Microsoft Isn’t Axing Windows 8.1 System Builder SKUs (Completely) After All

Next Story

Apttus Raises $37M For Platform That Automates The “Quote To Cash” Process

Yesterday Microsoft announced the pricing scheme for Windows 8.1 and stated that, instead of selling “upgrade” and standalone versions of its operating system, all purchases of the new code will be complete. Therefore, if you want to move a non-Windows 8 PC to Windows 8.1, or want to build a new PC from scratch, the same software will work in each case.

This led to confusion, as it appeared that Microsoft was halting sales of its “System Builder” builds of Windows, at least to consumers. After much digging (I was not the only confused party), I’ve managed to figure out that I was wrong yesterday and that Microsoft isn’t killing System Builder SKUs entirely.

Instead, Microsoft is shifting gravity away from System Builder builds except for OEM partners and others that buy its operating system in bulk from distribution partners.
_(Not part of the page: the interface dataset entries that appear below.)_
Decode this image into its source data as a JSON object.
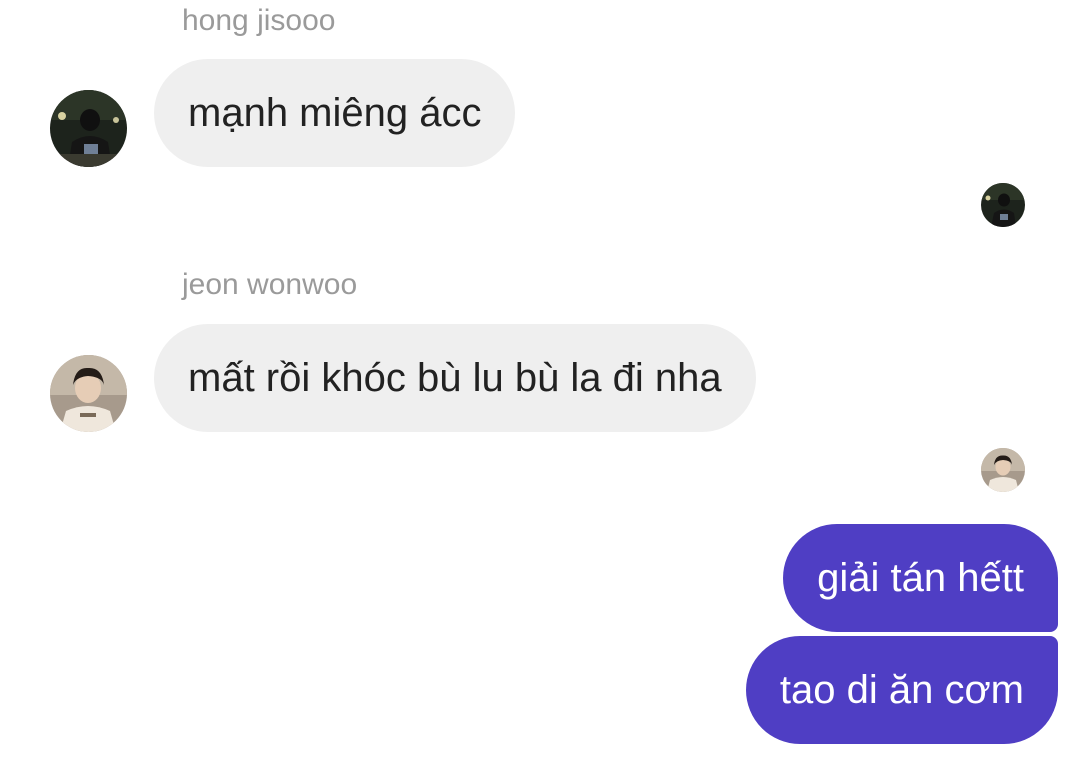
{
  "messages": [
    {
      "sender": "hong jisooo",
      "text": "mạnh miêng ácc",
      "avatar_icon": "dark-night-photo-avatar"
    },
    {
      "sender": "jeon wonwoo",
      "text": "mất rồi khóc bù lu bù la  đi nha",
      "avatar_icon": "light-portrait-avatar"
    }
  ],
  "outgoing": [
    {
      "text": "giải tán hếtt"
    },
    {
      "text": "tao di ăn cơm"
    }
  ],
  "colors": {
    "incoming_bubble": "#efefef",
    "outgoing_bubble": "#4f3ec4",
    "sender_name": "#9a9a9a",
    "text_dark": "#222222",
    "text_light": "#ffffff"
  }
}
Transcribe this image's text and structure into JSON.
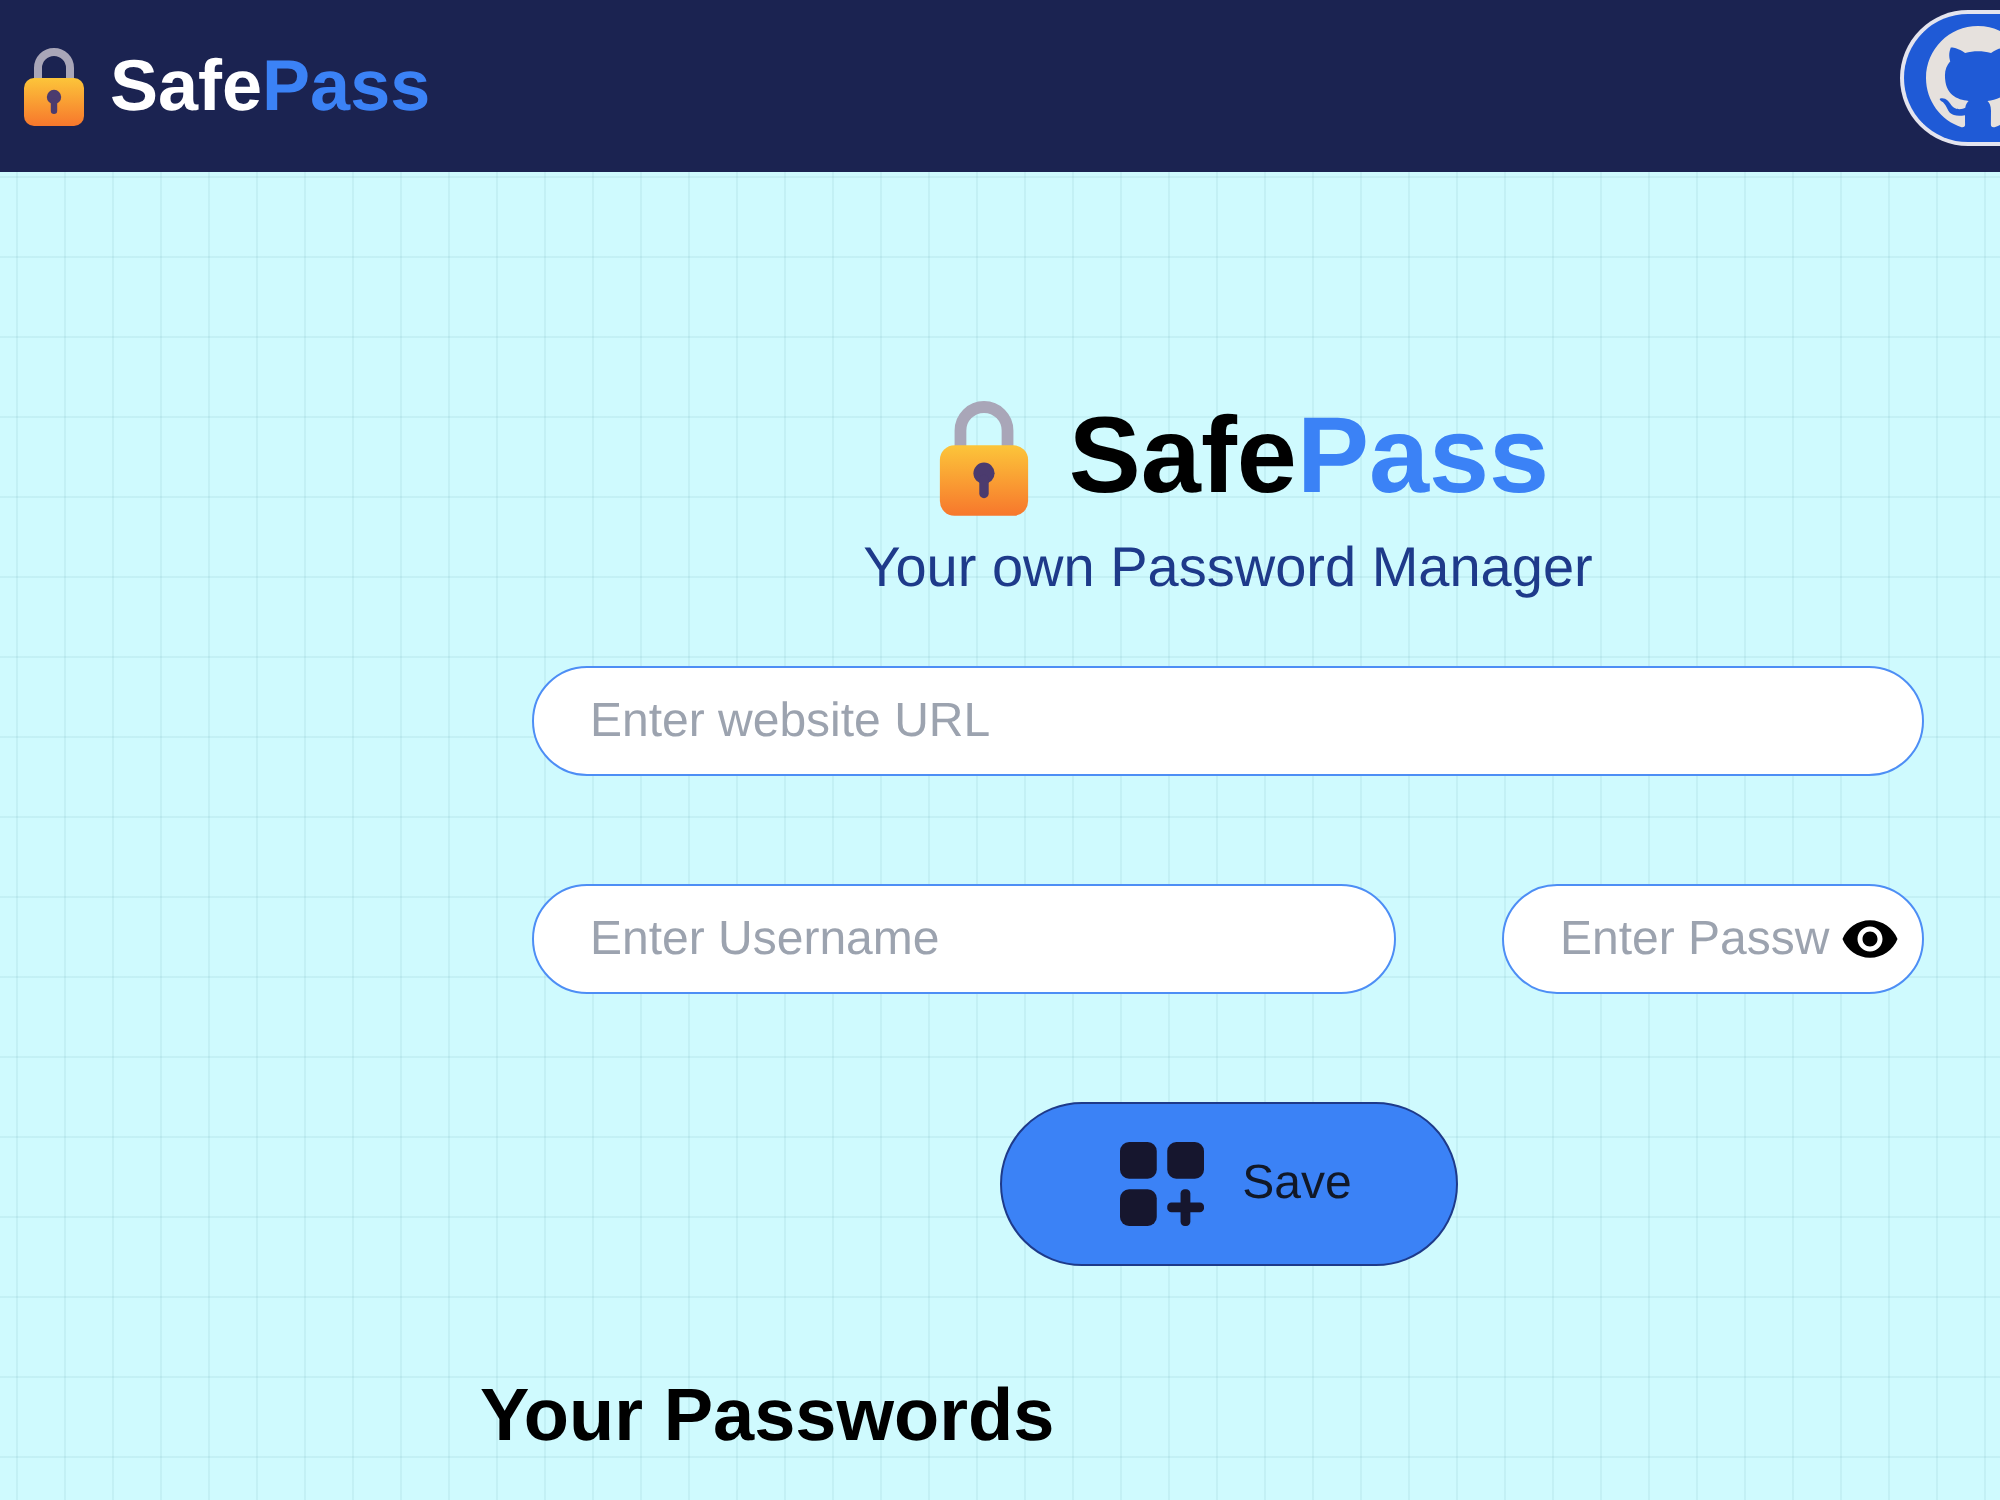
{
  "navbar": {
    "logo": {
      "name_start": "Safe",
      "name_end": "Pass"
    }
  },
  "header": {
    "title": {
      "name_start": "Safe",
      "name_end": "Pass"
    },
    "tagline": "Your own Password Manager"
  },
  "form": {
    "fields": [
      {
        "kind": "url",
        "placeholder": "Enter website URL"
      },
      {
        "kind": "text",
        "placeholder": "Enter Username"
      },
      {
        "kind": "password",
        "placeholder": "Enter Passw"
      }
    ],
    "save_button": {
      "label": "Save"
    }
  },
  "passwords": {
    "title": "Your Passwords"
  }
}
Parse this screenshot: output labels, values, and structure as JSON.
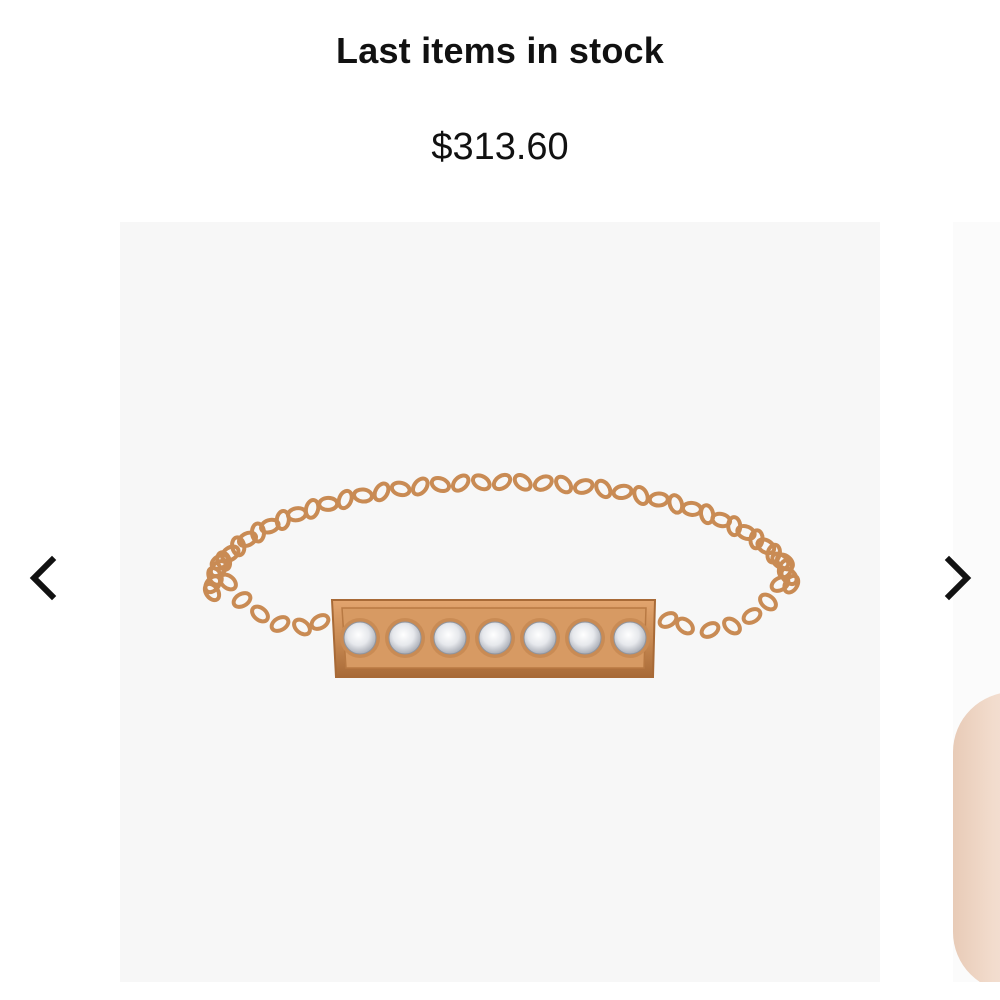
{
  "product": {
    "stock_status": "Last items in stock",
    "price": "$313.60"
  },
  "gallery": {
    "main_image": "gold-chain-ring-with-diamond-bar",
    "next_image": "ring-on-hand",
    "prev_icon": "chevron-left-icon",
    "next_icon": "chevron-right-icon"
  },
  "colors": {
    "gold": "#c98b54",
    "image_background": "#f7f7f7",
    "text": "#111111"
  }
}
For the average person, Windows 8.1′s two normal SKUs (regular, and “Pro”) will replace what System Builder SKUs provided previously: the ability to build a new PC from scratch and install Windows on it.

I apologize for the error.

So you will be able to buy a System Builder copy of Windows 8.1 in certain locations, such as Amazon. However, you will not find that code at Best Buy or any other normal retailer. There you will only find the two normal versions of Windows 8.1.

The question now becomes why you would want to buy a System Builder copy of Windows 8.1 when the regular build will do what you need? Perhaps a minor cost differential, or you just really don’t want support from Microsoft with your operating system.

What matters here is that Microsoft has killed System Builder SKUs of Windows — in spirit — for everyone but OEM partners, though the enterprising will still be able to dredge up a copy. The more important news here is that Windows 8.1 won’t be sold as an upgrade, but I wanted to correct the record after my mistake.

Top Image Credit: Dell Inc.